[Page and application data records]
_ _ _ _ _ _ _
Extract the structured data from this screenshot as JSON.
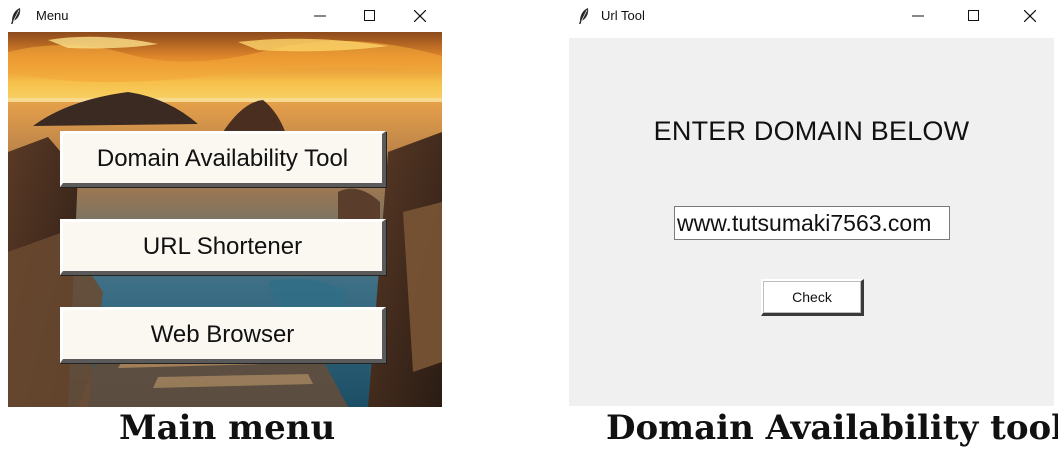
{
  "menu_window": {
    "title": "Menu",
    "buttons": [
      "Domain Availability Tool",
      "URL Shortener",
      "Web Browser"
    ]
  },
  "url_window": {
    "title": "Url Tool",
    "heading": "ENTER DOMAIN BELOW",
    "domain_value": "www.tutsumaki7563.com",
    "check_label": "Check"
  },
  "captions": {
    "left": "Main menu",
    "right": "Domain Availability tool"
  },
  "colors": {
    "button_face": "#fbf7f1",
    "url_background": "#f0f0f0"
  }
}
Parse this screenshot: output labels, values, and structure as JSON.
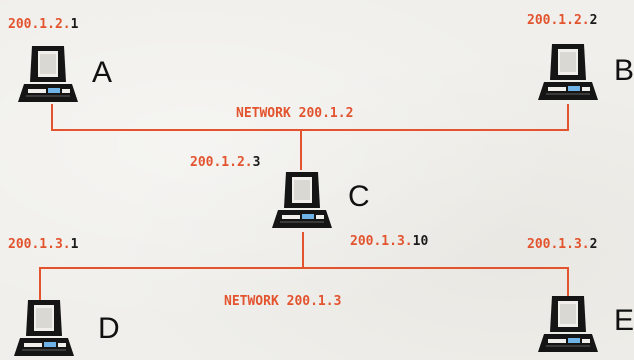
{
  "colors": {
    "address_prefix": "#e2532e",
    "address_host": "#1a1a1a",
    "network_line": "#e2532e",
    "network_label": "#e2532e",
    "computer": "#151515",
    "screen_accent": "#6fb3e6"
  },
  "networks": [
    {
      "id": "net1",
      "label": "NETWORK 200.1.2"
    },
    {
      "id": "net2",
      "label": "NETWORK 200.1.3"
    }
  ],
  "nodes": {
    "A": {
      "letter": "A",
      "icon": "computer-icon",
      "address": {
        "prefix": "200.1.2.",
        "host": "1"
      }
    },
    "B": {
      "letter": "B",
      "icon": "computer-icon",
      "address": {
        "prefix": "200.1.2.",
        "host": "2"
      }
    },
    "C": {
      "letter": "C",
      "icon": "computer-icon",
      "address_net1": {
        "prefix": "200.1.2.",
        "host": "3"
      },
      "address_net2": {
        "prefix": "200.1.3.",
        "host": "10"
      }
    },
    "D": {
      "letter": "D",
      "icon": "computer-icon",
      "address": {
        "prefix": "200.1.3.",
        "host": "1"
      }
    },
    "E": {
      "letter": "E",
      "icon": "computer-icon",
      "address": {
        "prefix": "200.1.3.",
        "host": "2"
      }
    }
  }
}
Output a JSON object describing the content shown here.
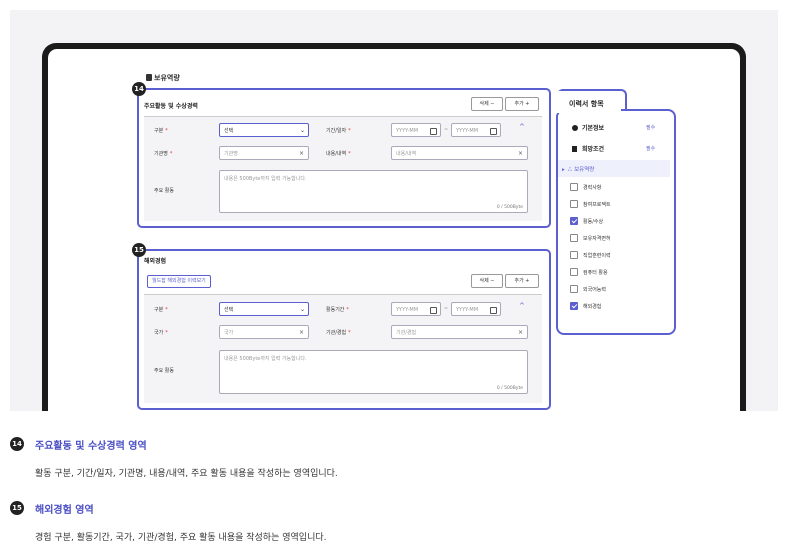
{
  "section_title": "보유역량",
  "panel14": {
    "badge": "14",
    "title": "주요활동 및 수상경력",
    "delete_label": "삭제 −",
    "add_label": "추가 +",
    "category_label": "구분",
    "category_value": "선택",
    "period_label": "기간/일자",
    "date_start_placeholder": "YYYY-MM",
    "date_end_placeholder": "YYYY-MM",
    "org_label": "기관명",
    "org_placeholder": "기관명",
    "content_label": "내용/내역",
    "content_placeholder": "내용/내역",
    "activity_label": "주요 활동",
    "activity_placeholder": "내용은 500Byte까지 입력 가능합니다.",
    "counter": "0 / 500Byte",
    "tilde": "~"
  },
  "panel15": {
    "badge": "15",
    "title": "해외경험",
    "load_button": "월드잡 해외경험 이력보기",
    "delete_label": "삭제 −",
    "add_label": "추가 +",
    "category_label": "구분",
    "category_value": "선택",
    "period_label": "활동기간",
    "date_start_placeholder": "YYYY-MM",
    "date_end_placeholder": "YYYY-MM",
    "country_label": "국가",
    "country_placeholder": "국가",
    "org_label": "기관/경험",
    "org_placeholder": "기관/경험",
    "activity_label": "주요 활동",
    "activity_placeholder": "내용은 500Byte까지 입력 가능합니다.",
    "counter": "0 / 500Byte",
    "tilde": "~"
  },
  "sidebar": {
    "title": "이력서 항목",
    "basic_info": "기본정보",
    "desired_conditions": "희망조건",
    "required_label": "필수",
    "competency": "보유역량",
    "items": [
      {
        "label": "경력사항",
        "checked": false
      },
      {
        "label": "참여프로젝트",
        "checked": false
      },
      {
        "label": "활동/수상",
        "checked": true
      },
      {
        "label": "보유자격면허",
        "checked": false
      },
      {
        "label": "직업훈련이력",
        "checked": false
      },
      {
        "label": "컴퓨터 활용",
        "checked": false
      },
      {
        "label": "외국어능력",
        "checked": false
      },
      {
        "label": "해외경험",
        "checked": true
      }
    ]
  },
  "descriptions": [
    {
      "badge": "14",
      "title": "주요활동 및 수상경력 영역",
      "text": "활동 구분, 기간/일자, 기관명, 내용/내역, 주요 활동 내용을 작성하는 영역입니다."
    },
    {
      "badge": "15",
      "title": "해외경험 영역",
      "text": "경험 구분, 활동기간, 국가, 기관/경험, 주요 활동 내용을 작성하는 영역입니다."
    }
  ],
  "colors": {
    "accent": "#5b5fcf",
    "required": "#e03030",
    "device": "#1b1b1b"
  }
}
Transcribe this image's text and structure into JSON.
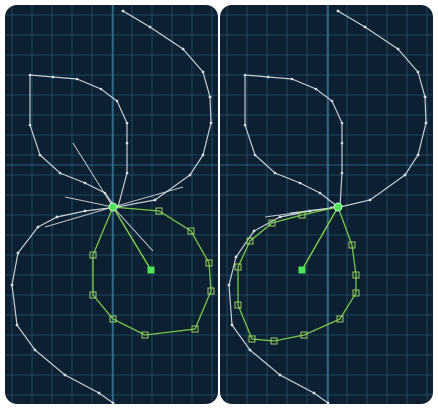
{
  "colors": {
    "background": "#0c2031",
    "grid": "#28516a",
    "grid_major": "#3d7392",
    "wire": "#d6dee4",
    "selected_wire": "#7fcf4c",
    "handle": "#9fcd63",
    "active_handle": "#4ee35a"
  },
  "panels": [
    {
      "id": "left",
      "shape_nodes": [
        [
          118,
          6
        ],
        [
          145,
          22
        ],
        [
          178,
          44
        ],
        [
          198,
          67
        ],
        [
          205,
          92
        ],
        [
          206,
          118
        ],
        [
          198,
          150
        ],
        [
          185,
          170
        ],
        [
          150,
          195
        ],
        [
          112,
          202
        ],
        [
          80,
          206
        ],
        [
          52,
          212
        ],
        [
          33,
          222
        ],
        [
          13,
          248
        ],
        [
          7,
          280
        ],
        [
          12,
          320
        ],
        [
          30,
          345
        ],
        [
          60,
          370
        ],
        [
          94,
          388
        ],
        [
          108,
          398
        ]
      ],
      "upper_loop": [
        [
          110,
          202
        ],
        [
          100,
          188
        ],
        [
          80,
          178
        ],
        [
          55,
          168
        ],
        [
          35,
          150
        ],
        [
          25,
          120
        ],
        [
          25,
          70
        ],
        [
          48,
          72
        ],
        [
          72,
          74
        ],
        [
          96,
          84
        ],
        [
          112,
          96
        ],
        [
          122,
          118
        ],
        [
          122,
          138
        ],
        [
          122,
          168
        ],
        [
          113,
          202
        ]
      ],
      "rays_to": [
        [
          68,
          138
        ],
        [
          60,
          192
        ],
        [
          40,
          222
        ],
        [
          148,
          246
        ],
        [
          178,
          182
        ]
      ],
      "selected_loop": [
        [
          108,
          202
        ],
        [
          154,
          206
        ],
        [
          186,
          226
        ],
        [
          204,
          258
        ],
        [
          206,
          286
        ],
        [
          190,
          324
        ],
        [
          140,
          330
        ],
        [
          108,
          314
        ],
        [
          88,
          290
        ],
        [
          88,
          250
        ]
      ],
      "focus_from": [
        108,
        202
      ],
      "focus_to": [
        146,
        265
      ]
    },
    {
      "id": "right",
      "shape_nodes": [
        [
          118,
          6
        ],
        [
          145,
          22
        ],
        [
          178,
          44
        ],
        [
          198,
          67
        ],
        [
          205,
          92
        ],
        [
          206,
          118
        ],
        [
          198,
          150
        ],
        [
          185,
          170
        ],
        [
          150,
          195
        ],
        [
          120,
          202
        ],
        [
          90,
          206
        ],
        [
          60,
          212
        ],
        [
          34,
          226
        ],
        [
          16,
          252
        ],
        [
          9,
          280
        ],
        [
          12,
          320
        ],
        [
          30,
          345
        ],
        [
          60,
          370
        ],
        [
          94,
          388
        ],
        [
          108,
          398
        ]
      ],
      "upper_loop": [
        [
          118,
          202
        ],
        [
          100,
          188
        ],
        [
          80,
          178
        ],
        [
          55,
          168
        ],
        [
          35,
          150
        ],
        [
          25,
          120
        ],
        [
          25,
          70
        ],
        [
          48,
          72
        ],
        [
          72,
          74
        ],
        [
          96,
          84
        ],
        [
          112,
          96
        ],
        [
          122,
          118
        ],
        [
          122,
          138
        ],
        [
          122,
          168
        ],
        [
          120,
          202
        ]
      ],
      "rays_to": [
        [
          70,
          208
        ],
        [
          45,
          212
        ],
        [
          110,
          202
        ]
      ],
      "selected_loop": [
        [
          118,
          202
        ],
        [
          132,
          240
        ],
        [
          136,
          270
        ],
        [
          136,
          288
        ],
        [
          120,
          314
        ],
        [
          84,
          330
        ],
        [
          54,
          336
        ],
        [
          32,
          334
        ],
        [
          18,
          300
        ],
        [
          18,
          262
        ],
        [
          30,
          236
        ],
        [
          52,
          218
        ],
        [
          82,
          210
        ]
      ],
      "focus_from": [
        118,
        202
      ],
      "focus_to": [
        82,
        265
      ]
    }
  ]
}
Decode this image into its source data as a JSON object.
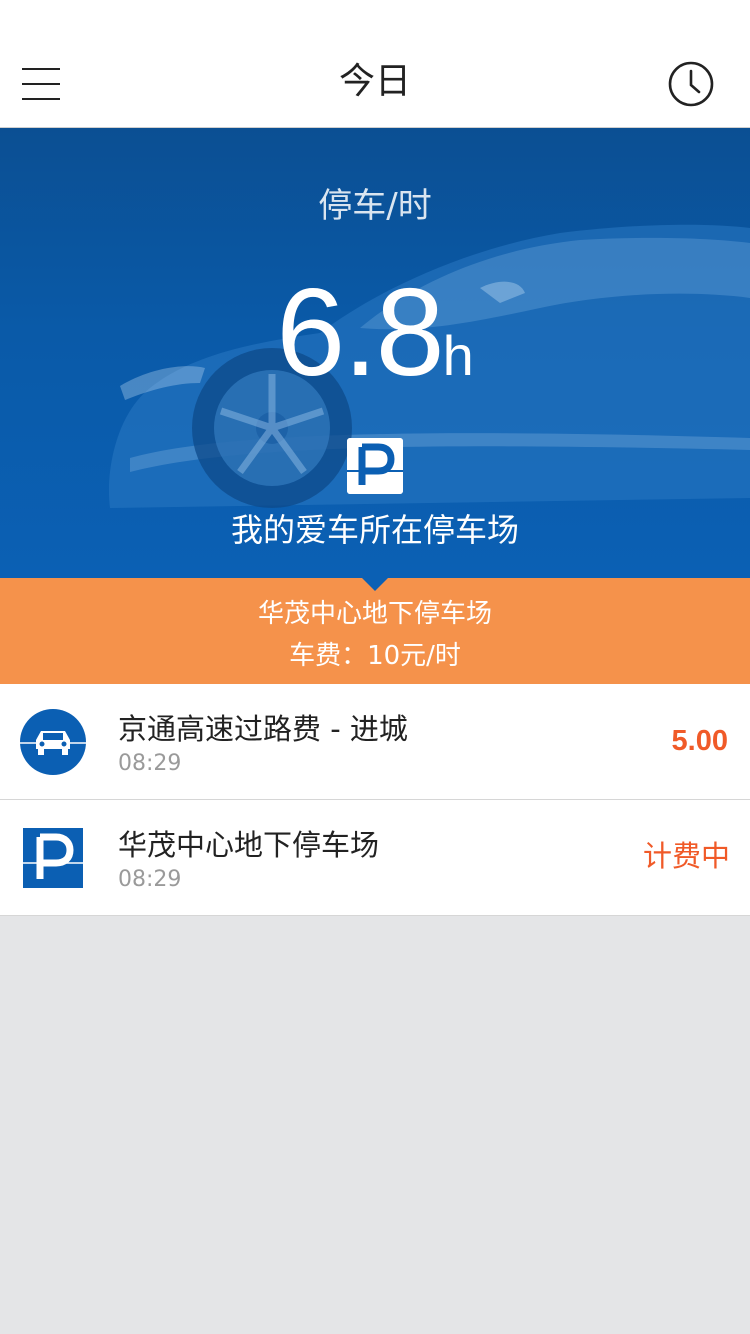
{
  "nav": {
    "title": "今日",
    "menu_icon": "hamburger-menu-icon",
    "history_icon": "clock-icon"
  },
  "hero": {
    "label": "停车/时",
    "value": "6.8",
    "unit": "h",
    "parking_icon": "parking-icon",
    "caption": "我的爱车所在停车场",
    "background": "car-silhouette",
    "colors": {
      "bg_top": "#0b4f93",
      "bg_bottom": "#0b60b4"
    }
  },
  "band": {
    "lot_name": "华茂中心地下停车场",
    "fee_text": "车费：10元/时",
    "color": "#f5924b"
  },
  "records": [
    {
      "icon": "car-toll-icon",
      "title": "京通高速过路费 - 进城",
      "time": "08:29",
      "amount": "5.00"
    },
    {
      "icon": "parking-icon",
      "title": "华茂中心地下停车场",
      "time": "08:29",
      "status": "计费中"
    }
  ],
  "accent_color": "#f05a28"
}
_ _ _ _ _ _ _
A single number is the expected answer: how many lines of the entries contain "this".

◆ Answer section
4